Official donations of £500 or more must be given by a “permissible donor” who should either be somebody listed on the UK electoral roll or a business registered at Companies House and operating in the UK.
The American firm told the Department for Digital, Culture, Media and Sport committee that under the current rules it is up to the political party to check if donations come from a permitted source.
“I think it’s still obviously the obligation of the political party concerned to make sure that any payments they are receiving are permissible,” said Richard Nash, vice president and head of global government relations at PayPal.
Senior executives from the company told MPs on the sub-committee investigating disinformation that those accepting donations through its platform can access the address of a donor but they must enable it first.
They claim the online payment service does not do this by default because of legal obligations on privacy.
“Data privacy principles require that we don’t automatically push too much information… you’re not meant to show more information than is requested or required,” said Eva Gustavsson, director of government relations for PayPal in Europe, the Middle East and Africa.

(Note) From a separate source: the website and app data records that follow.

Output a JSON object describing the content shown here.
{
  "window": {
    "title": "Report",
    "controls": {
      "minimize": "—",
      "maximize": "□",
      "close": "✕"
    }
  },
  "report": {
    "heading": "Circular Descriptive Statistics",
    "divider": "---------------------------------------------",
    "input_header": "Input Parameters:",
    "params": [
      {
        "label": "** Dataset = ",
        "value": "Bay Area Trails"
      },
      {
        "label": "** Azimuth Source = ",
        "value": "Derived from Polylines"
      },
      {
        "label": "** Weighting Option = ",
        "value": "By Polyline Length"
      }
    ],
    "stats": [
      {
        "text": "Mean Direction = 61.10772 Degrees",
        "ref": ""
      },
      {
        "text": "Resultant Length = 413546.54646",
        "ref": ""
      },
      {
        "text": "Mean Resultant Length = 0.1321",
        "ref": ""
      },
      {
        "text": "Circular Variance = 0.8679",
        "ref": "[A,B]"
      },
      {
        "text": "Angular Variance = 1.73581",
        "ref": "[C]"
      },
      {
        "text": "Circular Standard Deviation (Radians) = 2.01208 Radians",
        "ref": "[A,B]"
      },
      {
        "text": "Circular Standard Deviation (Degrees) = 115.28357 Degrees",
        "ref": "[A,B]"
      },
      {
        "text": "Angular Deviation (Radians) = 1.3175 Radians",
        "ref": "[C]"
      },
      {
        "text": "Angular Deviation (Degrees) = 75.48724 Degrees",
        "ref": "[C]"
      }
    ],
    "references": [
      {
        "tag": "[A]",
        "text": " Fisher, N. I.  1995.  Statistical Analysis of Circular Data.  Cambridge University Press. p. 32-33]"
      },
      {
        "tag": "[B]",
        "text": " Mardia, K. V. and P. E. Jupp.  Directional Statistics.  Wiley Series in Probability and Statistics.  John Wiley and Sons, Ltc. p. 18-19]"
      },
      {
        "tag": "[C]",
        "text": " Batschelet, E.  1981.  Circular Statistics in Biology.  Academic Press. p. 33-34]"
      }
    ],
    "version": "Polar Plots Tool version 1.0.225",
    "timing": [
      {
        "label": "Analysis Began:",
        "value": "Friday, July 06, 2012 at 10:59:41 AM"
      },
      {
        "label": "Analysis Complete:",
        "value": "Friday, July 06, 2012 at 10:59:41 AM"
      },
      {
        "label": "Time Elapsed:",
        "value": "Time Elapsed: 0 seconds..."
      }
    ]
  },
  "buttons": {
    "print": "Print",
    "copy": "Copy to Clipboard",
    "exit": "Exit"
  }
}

Ian Lucas, who is standing down as Labour MP for Wrexham in the upcoming General Election, said responsibility should fall on platform providers like PayPal as well as political parties.
“It seems from what you’re saying that I can receive payments through PayPal, and although I may be breaking the law in my political party, you don’t seem to think you have any responsibility in this area, you seem to think it’s all the responsibility of the political party,” he said.
PayPal, which processes 27 million transactions every day, says it uses a number of checking systems to look for suspicious activity.